EXERCISE:
Read the data, and whenever a line holds the word "clock", report that line.
======
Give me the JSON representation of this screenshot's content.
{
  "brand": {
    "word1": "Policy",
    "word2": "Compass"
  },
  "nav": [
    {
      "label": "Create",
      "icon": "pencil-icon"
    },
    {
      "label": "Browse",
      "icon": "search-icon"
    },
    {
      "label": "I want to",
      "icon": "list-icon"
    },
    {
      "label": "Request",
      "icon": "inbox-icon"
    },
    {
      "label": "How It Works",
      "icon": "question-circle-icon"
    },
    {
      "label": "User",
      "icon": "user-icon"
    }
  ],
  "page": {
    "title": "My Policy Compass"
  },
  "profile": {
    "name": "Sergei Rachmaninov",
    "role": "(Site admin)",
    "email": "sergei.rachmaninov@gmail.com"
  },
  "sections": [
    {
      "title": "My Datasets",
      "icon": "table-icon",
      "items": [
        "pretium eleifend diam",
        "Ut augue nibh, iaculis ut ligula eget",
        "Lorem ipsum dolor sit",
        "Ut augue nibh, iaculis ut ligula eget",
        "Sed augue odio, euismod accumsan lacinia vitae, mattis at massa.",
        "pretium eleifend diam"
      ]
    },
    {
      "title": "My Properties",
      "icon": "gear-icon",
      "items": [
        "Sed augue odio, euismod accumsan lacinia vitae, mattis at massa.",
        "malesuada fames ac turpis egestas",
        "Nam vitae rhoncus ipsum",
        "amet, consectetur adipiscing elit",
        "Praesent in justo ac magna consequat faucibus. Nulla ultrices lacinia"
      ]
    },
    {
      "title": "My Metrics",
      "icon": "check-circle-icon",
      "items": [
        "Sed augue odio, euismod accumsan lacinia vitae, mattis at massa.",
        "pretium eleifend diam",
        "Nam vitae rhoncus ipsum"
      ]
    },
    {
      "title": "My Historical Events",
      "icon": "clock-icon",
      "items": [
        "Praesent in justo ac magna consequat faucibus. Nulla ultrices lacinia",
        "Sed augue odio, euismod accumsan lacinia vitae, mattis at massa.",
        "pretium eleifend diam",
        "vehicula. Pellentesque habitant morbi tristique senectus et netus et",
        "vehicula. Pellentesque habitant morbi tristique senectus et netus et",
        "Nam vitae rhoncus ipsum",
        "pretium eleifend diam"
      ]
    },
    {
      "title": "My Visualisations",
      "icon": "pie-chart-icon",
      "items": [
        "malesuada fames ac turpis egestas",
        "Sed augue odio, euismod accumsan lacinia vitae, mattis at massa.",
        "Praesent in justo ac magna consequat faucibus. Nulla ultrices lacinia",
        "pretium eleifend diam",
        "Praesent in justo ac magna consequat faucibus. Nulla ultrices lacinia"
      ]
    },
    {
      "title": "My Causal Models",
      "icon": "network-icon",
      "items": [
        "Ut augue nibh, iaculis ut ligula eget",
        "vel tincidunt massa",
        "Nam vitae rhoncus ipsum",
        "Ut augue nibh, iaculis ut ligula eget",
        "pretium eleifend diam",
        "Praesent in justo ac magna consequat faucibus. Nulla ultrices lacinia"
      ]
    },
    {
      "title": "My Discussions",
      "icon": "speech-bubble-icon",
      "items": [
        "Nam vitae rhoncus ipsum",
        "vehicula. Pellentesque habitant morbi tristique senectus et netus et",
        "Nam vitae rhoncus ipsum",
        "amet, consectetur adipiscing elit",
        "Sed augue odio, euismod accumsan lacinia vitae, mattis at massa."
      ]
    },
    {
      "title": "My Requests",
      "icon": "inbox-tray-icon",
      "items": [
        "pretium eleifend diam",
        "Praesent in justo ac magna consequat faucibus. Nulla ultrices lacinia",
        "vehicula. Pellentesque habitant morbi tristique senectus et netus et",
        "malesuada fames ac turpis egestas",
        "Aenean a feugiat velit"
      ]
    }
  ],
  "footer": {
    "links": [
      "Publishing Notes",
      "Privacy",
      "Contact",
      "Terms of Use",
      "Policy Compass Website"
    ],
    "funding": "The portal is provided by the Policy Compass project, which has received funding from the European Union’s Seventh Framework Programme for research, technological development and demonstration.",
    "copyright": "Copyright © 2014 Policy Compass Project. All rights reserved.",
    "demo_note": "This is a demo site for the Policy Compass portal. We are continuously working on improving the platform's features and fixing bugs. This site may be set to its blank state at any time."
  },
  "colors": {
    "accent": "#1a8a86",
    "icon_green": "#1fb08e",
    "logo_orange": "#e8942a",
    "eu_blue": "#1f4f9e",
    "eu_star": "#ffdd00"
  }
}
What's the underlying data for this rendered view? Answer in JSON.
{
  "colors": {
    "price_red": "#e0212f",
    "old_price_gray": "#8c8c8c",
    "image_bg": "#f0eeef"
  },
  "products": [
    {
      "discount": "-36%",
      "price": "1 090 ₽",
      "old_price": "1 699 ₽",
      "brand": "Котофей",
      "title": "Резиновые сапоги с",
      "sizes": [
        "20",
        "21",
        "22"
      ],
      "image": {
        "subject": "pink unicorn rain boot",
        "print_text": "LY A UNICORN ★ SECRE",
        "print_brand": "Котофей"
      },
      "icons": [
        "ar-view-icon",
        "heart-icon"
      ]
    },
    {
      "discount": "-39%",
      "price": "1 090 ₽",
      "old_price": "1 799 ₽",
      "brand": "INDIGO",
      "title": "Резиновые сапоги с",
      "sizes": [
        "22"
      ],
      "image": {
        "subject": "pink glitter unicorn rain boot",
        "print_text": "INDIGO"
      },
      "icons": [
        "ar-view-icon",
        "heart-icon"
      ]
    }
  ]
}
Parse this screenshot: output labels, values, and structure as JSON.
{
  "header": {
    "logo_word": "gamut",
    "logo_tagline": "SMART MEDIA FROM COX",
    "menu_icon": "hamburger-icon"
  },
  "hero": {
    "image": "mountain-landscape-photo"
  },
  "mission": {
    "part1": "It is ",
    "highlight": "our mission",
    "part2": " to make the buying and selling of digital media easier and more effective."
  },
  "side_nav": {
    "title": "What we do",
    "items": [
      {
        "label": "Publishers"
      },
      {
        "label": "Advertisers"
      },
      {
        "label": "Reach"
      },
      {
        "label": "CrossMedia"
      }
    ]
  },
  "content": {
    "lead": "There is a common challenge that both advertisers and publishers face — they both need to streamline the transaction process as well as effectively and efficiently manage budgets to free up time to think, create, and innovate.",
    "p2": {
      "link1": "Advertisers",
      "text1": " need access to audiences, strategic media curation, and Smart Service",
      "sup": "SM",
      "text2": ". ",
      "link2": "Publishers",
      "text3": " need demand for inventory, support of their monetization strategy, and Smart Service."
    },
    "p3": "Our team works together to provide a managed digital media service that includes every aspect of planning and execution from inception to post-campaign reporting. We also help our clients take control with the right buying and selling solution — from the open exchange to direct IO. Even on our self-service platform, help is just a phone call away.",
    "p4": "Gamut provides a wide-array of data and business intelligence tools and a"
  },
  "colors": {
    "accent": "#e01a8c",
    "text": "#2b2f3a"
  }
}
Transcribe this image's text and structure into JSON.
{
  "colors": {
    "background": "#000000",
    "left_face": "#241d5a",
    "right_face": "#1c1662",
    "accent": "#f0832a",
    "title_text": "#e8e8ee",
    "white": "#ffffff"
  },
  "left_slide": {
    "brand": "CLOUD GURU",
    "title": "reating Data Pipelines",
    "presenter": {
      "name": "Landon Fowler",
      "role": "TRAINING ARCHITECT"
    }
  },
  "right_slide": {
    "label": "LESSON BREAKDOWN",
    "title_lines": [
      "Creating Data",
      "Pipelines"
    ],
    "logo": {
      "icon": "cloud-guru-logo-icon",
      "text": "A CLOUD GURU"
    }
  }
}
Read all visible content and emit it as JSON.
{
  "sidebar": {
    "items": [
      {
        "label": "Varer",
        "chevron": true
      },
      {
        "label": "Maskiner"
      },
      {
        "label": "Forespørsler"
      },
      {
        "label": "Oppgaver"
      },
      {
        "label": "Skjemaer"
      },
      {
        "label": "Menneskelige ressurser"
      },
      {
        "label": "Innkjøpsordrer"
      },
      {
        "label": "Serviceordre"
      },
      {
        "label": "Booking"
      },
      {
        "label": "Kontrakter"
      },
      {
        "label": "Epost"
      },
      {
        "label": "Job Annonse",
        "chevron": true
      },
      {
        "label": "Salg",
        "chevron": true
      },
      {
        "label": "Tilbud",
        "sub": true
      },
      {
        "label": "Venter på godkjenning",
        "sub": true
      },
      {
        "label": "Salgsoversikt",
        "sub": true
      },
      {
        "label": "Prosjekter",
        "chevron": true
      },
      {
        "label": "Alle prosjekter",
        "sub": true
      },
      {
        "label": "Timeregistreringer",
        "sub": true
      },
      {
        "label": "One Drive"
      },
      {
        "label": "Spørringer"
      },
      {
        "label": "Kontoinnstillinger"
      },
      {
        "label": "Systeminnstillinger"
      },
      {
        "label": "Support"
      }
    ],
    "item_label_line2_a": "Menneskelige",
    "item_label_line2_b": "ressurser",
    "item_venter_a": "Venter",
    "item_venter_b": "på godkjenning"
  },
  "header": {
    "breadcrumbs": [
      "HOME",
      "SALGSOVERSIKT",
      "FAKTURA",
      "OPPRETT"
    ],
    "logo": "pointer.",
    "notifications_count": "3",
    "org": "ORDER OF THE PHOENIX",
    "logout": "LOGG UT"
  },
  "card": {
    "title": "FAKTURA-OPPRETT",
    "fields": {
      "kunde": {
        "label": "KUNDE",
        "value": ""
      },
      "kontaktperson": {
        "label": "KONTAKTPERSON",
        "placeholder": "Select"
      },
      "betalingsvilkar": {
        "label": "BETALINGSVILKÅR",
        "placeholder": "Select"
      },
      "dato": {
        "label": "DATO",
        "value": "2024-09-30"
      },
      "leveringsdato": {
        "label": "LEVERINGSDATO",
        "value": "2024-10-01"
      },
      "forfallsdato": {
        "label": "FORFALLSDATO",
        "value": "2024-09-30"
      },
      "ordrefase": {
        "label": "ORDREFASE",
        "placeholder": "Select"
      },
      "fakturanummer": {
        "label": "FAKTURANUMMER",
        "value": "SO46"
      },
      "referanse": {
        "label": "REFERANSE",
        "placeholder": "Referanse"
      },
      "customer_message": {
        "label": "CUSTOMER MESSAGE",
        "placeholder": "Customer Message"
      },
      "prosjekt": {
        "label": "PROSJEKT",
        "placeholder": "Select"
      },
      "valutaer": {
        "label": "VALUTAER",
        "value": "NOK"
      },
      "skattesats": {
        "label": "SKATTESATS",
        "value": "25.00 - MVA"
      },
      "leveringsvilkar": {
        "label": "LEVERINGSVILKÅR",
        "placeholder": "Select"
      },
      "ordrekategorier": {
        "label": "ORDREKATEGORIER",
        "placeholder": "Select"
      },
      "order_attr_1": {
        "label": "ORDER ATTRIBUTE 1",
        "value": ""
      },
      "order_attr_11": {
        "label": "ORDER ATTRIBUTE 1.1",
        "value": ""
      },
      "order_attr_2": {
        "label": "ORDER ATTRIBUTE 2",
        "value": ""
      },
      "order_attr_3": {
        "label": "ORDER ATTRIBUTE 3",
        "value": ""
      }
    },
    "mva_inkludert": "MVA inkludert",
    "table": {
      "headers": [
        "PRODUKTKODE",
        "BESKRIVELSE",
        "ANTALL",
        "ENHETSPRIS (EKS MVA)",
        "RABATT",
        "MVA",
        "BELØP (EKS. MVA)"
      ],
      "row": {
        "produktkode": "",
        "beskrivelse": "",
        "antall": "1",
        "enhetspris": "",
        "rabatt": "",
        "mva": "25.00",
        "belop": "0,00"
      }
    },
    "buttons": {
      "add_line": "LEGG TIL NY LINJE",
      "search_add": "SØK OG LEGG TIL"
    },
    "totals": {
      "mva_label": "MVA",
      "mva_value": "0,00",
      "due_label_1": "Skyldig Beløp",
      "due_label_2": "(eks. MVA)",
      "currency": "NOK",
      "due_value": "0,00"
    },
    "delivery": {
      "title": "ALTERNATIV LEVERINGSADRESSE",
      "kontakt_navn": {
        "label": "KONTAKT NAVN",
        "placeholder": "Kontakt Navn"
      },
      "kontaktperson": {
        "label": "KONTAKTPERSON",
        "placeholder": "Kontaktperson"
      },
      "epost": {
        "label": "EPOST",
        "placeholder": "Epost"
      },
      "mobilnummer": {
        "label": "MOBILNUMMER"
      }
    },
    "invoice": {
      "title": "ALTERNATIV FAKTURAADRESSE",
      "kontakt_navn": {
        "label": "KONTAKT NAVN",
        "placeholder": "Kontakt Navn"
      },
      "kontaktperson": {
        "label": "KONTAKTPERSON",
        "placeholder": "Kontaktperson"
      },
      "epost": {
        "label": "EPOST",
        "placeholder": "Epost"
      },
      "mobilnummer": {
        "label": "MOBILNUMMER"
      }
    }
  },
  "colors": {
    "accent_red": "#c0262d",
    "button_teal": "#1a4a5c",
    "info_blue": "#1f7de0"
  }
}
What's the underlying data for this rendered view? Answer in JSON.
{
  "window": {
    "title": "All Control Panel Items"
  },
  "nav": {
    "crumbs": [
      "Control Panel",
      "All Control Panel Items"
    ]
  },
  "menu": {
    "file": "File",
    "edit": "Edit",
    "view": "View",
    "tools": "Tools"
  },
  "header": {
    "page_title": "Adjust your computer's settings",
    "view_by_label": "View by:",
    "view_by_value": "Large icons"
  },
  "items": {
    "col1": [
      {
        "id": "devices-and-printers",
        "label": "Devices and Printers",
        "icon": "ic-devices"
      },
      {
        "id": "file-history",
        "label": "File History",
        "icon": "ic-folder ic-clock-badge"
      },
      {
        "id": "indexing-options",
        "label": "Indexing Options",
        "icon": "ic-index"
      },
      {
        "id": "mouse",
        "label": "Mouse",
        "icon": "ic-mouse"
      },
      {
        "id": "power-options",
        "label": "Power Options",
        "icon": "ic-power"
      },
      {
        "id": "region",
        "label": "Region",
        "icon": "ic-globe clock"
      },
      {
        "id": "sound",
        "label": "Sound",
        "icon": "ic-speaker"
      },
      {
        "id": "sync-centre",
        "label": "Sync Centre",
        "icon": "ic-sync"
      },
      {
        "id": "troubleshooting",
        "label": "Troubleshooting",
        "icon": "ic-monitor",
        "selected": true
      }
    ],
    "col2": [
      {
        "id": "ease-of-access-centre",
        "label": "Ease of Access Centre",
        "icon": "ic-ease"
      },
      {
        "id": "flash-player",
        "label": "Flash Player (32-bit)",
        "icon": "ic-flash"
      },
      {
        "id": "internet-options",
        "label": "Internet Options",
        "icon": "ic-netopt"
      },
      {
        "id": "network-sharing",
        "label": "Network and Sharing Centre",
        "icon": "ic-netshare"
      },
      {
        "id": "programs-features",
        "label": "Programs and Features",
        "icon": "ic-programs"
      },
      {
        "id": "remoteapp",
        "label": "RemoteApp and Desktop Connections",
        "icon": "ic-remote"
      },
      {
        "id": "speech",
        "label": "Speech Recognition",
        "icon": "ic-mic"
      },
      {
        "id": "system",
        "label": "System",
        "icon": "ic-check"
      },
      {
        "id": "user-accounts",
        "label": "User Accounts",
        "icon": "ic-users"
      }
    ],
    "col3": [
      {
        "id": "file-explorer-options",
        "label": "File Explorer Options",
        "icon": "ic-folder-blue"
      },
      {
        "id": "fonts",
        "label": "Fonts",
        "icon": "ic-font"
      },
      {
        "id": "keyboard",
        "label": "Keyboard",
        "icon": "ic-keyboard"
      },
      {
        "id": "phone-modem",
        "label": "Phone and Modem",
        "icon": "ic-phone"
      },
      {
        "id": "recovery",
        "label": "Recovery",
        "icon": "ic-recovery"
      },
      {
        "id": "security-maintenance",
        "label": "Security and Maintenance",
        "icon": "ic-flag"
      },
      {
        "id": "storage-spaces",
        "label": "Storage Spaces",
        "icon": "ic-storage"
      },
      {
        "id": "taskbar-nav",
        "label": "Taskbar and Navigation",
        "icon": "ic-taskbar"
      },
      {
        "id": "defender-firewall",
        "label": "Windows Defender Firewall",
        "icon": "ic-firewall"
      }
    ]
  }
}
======
OUTPUT FOR THIS EXERCISE:
      "icon": "clock-icon",
        "icon": "ic-folder ic-clock-badge"
        "icon": "ic-globe clock"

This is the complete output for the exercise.